[Start of section]
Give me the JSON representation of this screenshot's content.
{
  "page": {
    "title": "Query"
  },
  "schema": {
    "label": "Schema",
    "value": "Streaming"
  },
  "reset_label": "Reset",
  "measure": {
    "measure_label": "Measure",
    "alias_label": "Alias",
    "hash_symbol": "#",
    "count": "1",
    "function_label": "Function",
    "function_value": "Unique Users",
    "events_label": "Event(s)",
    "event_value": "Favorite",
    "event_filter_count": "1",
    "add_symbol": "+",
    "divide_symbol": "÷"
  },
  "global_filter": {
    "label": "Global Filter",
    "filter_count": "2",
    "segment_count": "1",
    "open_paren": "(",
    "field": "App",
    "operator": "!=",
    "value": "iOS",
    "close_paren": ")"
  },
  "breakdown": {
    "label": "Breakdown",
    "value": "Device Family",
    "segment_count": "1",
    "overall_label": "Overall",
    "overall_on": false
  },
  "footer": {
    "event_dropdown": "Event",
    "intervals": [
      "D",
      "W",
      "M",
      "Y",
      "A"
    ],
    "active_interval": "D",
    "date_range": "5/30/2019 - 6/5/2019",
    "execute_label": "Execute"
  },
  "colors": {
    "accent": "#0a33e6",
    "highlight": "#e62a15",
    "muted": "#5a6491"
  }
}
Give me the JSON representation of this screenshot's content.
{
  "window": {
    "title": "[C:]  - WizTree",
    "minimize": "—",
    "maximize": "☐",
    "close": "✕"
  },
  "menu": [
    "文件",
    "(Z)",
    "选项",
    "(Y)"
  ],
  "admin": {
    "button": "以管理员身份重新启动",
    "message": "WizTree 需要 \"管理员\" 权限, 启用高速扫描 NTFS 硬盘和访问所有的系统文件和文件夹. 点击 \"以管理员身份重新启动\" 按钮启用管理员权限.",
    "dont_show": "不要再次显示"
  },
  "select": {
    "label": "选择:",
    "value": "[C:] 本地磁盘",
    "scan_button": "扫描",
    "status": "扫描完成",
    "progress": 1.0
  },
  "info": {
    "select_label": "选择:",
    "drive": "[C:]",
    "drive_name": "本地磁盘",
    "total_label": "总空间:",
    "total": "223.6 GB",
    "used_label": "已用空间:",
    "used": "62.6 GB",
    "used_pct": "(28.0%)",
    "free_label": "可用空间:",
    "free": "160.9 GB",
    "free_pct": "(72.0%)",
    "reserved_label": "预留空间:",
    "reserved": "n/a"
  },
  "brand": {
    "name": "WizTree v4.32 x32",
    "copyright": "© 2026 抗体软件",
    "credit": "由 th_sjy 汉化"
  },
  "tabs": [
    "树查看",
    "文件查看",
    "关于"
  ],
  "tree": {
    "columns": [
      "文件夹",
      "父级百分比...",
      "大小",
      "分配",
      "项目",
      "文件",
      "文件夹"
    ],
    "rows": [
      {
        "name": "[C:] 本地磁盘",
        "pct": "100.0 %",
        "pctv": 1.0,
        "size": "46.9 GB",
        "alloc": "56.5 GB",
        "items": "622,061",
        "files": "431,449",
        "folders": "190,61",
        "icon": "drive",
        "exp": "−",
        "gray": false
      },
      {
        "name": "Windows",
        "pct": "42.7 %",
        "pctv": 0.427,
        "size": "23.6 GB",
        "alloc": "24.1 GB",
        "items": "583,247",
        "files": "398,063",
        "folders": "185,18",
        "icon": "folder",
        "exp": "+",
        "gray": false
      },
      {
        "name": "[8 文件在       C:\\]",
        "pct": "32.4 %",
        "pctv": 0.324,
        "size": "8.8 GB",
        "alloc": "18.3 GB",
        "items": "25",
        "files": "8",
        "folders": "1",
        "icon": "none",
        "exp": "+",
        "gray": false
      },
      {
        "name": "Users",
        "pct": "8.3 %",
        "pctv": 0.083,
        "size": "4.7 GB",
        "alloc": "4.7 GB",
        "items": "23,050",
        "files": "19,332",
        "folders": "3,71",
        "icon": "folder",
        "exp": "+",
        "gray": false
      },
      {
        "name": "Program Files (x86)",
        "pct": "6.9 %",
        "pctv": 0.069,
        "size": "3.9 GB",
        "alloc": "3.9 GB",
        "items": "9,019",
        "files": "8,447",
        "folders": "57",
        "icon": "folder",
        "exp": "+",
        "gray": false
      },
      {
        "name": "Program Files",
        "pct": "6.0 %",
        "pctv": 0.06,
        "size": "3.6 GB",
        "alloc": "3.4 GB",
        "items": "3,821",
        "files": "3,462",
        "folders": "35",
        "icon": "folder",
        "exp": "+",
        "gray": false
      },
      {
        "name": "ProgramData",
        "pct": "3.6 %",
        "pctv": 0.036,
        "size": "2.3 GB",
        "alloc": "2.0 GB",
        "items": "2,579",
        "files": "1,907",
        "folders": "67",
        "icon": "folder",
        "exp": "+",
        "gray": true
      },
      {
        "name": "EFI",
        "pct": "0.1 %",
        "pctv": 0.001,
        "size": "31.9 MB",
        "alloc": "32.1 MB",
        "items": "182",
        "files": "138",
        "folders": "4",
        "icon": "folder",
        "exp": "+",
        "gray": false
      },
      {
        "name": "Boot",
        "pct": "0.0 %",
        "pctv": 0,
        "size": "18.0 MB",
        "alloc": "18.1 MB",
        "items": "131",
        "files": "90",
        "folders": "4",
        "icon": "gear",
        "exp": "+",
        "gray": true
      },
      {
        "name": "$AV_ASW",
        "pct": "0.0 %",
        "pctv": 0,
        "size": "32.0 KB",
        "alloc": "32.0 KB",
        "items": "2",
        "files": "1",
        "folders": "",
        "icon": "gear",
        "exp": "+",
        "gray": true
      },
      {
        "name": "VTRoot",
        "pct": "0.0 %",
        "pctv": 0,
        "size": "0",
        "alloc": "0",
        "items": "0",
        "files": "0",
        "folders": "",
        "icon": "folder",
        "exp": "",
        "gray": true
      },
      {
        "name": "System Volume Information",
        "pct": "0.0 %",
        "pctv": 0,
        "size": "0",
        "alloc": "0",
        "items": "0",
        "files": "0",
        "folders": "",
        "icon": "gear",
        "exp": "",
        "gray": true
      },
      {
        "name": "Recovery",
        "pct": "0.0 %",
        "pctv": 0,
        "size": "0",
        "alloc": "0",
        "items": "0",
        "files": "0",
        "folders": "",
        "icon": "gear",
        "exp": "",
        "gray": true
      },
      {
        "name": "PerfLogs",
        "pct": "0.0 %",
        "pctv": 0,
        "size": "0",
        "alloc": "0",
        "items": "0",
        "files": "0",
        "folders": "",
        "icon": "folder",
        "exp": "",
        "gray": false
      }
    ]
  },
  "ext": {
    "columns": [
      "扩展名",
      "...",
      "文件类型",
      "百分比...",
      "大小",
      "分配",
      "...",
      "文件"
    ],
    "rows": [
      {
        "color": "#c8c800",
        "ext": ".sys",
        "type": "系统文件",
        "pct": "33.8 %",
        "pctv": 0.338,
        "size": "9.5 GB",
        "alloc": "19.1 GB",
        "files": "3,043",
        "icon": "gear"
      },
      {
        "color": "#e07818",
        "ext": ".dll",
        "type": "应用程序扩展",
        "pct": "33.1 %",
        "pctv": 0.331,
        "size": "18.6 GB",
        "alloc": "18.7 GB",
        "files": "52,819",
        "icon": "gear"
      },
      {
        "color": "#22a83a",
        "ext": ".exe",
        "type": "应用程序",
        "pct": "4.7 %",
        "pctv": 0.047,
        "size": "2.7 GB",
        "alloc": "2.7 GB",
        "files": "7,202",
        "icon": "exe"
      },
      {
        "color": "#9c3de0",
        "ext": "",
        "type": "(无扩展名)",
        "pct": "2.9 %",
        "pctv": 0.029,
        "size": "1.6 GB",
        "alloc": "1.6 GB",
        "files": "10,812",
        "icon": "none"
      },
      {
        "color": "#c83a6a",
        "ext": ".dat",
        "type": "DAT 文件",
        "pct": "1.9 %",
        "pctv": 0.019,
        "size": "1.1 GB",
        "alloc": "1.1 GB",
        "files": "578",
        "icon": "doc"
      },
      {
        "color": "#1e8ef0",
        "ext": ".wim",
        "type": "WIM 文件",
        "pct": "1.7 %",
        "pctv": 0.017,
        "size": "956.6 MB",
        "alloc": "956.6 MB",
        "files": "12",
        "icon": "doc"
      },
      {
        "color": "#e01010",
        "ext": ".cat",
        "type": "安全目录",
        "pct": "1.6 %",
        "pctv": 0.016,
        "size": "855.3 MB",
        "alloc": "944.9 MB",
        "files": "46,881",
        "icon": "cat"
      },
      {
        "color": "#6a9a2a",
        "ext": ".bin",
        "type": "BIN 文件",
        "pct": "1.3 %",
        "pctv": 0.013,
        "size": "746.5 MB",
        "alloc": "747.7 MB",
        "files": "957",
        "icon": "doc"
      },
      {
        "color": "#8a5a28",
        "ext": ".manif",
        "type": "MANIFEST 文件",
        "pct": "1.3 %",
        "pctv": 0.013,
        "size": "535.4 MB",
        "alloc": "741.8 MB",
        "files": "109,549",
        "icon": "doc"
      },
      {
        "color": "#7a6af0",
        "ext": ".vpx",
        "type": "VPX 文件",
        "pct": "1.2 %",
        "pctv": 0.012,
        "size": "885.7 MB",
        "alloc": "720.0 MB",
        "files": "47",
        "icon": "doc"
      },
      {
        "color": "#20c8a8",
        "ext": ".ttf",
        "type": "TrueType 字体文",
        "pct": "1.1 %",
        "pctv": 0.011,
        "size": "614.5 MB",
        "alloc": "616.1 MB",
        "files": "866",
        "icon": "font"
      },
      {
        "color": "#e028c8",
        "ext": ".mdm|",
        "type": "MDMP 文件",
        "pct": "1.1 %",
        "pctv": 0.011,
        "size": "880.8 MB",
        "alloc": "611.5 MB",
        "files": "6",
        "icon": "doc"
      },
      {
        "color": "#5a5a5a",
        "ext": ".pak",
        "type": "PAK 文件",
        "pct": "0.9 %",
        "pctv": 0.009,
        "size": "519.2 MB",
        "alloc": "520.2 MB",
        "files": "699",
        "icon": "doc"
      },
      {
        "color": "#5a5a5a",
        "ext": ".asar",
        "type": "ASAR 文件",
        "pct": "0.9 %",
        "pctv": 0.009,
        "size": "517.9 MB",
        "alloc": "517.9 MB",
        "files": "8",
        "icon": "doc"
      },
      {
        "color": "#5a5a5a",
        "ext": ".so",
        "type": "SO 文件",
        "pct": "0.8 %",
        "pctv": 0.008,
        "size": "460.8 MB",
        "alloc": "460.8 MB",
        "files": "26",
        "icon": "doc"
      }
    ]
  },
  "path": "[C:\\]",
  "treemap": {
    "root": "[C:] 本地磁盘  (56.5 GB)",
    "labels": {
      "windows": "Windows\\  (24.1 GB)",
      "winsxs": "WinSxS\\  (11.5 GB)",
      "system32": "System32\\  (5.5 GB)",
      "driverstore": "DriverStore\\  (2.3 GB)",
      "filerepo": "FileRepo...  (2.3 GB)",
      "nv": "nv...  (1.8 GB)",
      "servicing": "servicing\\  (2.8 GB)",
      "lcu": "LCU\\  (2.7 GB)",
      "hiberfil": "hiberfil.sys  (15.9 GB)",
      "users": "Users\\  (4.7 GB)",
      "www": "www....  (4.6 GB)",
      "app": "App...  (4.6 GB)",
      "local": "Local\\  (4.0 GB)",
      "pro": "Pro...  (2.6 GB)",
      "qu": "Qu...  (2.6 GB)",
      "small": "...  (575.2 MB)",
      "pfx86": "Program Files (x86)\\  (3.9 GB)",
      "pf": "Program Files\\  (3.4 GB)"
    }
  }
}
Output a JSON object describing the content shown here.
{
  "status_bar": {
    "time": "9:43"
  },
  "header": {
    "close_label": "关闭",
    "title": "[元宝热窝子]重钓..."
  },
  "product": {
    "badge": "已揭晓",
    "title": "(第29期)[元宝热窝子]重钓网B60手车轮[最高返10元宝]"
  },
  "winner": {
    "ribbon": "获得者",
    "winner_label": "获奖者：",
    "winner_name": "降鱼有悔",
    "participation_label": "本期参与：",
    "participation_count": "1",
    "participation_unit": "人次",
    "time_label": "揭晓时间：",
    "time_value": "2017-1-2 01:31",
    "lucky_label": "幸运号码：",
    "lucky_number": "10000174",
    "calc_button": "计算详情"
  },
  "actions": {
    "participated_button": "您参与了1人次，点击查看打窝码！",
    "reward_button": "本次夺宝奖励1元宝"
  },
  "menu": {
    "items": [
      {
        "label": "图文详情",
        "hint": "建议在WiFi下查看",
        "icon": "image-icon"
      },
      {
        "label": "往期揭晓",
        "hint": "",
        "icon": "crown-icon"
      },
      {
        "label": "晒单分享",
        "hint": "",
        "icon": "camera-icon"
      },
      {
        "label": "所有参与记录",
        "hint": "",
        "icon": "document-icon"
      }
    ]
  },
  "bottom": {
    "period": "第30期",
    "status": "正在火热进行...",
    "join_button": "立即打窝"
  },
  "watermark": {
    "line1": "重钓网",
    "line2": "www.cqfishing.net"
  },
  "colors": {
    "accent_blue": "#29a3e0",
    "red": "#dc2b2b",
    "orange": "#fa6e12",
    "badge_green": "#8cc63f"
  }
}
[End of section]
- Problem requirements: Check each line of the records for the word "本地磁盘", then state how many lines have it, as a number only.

- Problem solution: 4